It is actually forbidden on social networks to harm other people in the context of so-called “hate speech”. Meta, the parent company of Facebook, has now softened these regulations for its social network. As a result, people in some countries are now allowed to call for Vladimir Putin to be assassinated unchallenged.
Hate speech against Putin and Lukashenko possible
To crack down on vilification and personal attacks, Facebook enforced strict hate speech rules several months ago. But in light of the current Ukraine war, the Meta subsidiary has introduced some gray areas. The reason for all this is that people around the world wanted to vent their anger at Russia’s autocrat Vladimir Putin and his vassal in Belarus Aleksander Lukashenko. Facebook now even accepts public calls for violence and murder in this context. This comes on the heels of a report by the Reuters news agency.
Not possible everywhere
But before you sit down at your computer and quickly make a hateful post about one of the two presidents, we have to put the brakes on you. That’s because it’s not possible to make such posts in all countries. Instead, Facebook has only relaxed its rules in countries that are at least indirectly affected. According to Reuters, these include Armenia, Azerbaijan, Estonia, Georgia, Latvia, Lithuania, Poland, Romania, Russia, Slovakia, Hungary and, of course, Ukraine itself.
However, things are not really without rules. After all, despite relaxed regulations, there are still taboos that must not be broken. For one thing, the appeals may not be directed against prisoners of war or Russian civilians. If a call for the assassination of politicians is launched, it must not be too detailed. In particular, murder methods must not be discussed. Otherwise, the post is threatened with deletion.
No general vilification of Russians allowed
Behind the war of aggression on Ukraine is undoubtedly the Russian President Vladimir Putin himself. The population of his country should not be blamed for this. Accordingly, Facebook also restricts expressions of hatred against Russians as such. These are only allowed if they are really directly related to the war in Ukraine. In contrast to civilians, Russian soldiers are again allowed to express their hatred. Meta explains this by saying that soldiers are considered the right hand of the military apparatus, and therefore of Vladimir Putin.
Trivializing nationalist Ukrainians?

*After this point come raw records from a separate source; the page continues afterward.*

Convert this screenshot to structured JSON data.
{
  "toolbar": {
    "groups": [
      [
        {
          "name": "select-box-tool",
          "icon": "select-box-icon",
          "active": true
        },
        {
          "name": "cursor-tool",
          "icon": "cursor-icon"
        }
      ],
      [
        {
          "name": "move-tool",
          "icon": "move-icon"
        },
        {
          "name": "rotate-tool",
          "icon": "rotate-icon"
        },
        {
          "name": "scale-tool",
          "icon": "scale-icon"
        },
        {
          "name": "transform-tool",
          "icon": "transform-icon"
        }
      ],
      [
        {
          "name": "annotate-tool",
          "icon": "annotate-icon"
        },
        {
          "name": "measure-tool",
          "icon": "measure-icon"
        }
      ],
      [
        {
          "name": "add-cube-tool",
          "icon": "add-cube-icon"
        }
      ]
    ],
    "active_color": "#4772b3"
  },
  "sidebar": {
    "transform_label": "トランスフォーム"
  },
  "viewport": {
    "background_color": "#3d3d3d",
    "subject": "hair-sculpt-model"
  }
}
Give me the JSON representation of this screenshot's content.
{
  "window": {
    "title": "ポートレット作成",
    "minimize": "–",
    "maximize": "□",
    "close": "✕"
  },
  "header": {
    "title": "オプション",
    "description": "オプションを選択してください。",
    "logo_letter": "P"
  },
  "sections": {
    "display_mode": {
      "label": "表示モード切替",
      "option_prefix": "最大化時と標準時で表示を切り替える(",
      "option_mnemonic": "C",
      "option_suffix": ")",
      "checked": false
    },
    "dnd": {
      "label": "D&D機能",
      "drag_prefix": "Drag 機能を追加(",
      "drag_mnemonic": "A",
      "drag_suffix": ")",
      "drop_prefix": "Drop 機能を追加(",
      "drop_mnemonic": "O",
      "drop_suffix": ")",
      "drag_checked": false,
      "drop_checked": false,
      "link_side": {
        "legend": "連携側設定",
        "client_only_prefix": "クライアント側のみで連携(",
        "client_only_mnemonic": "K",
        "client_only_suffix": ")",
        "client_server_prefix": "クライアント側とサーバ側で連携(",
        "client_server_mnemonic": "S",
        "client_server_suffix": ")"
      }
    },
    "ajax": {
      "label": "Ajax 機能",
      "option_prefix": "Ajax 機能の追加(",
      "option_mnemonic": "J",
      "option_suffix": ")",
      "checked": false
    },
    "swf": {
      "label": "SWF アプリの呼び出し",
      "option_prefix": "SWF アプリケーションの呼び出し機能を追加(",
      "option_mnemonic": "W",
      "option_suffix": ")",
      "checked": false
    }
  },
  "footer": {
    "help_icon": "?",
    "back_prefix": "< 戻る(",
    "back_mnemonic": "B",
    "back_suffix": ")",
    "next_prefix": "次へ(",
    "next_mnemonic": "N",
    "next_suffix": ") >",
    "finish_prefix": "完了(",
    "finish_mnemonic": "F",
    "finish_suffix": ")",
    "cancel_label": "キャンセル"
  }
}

However, the whole thing does have a stale aftertaste. After all, according to the email obtained by Reuters, Facebook is also currently allowing an exception for the highly controversial group Azov. Thus, Facebook users can currently make positive comments about the openly far-right Ukrainian group and also cheer them on. However, this is only allowed if it is also about the war and the defense of Russia’s neighboring country. Given the current state of emergency, I guess one has to accept this with hope for return of normalcy soon.
Russian embassy in the US is incensed
Naturally, Russia finds the social network’s actions anything but good. The embassy in the US is therefore demanding that the government take immediate action against Meta. It is probably highly unlikely that the US government will comply with this request. Even if the choice of words may at times seem somewhat glorifying of violence, one simply has to accept this in times of war. After all, people can use this to encourage each other. Since Facebook is currently inaccessible in Russia anyway, the country doesn’t have to worry about its own population noticing anything about the postings.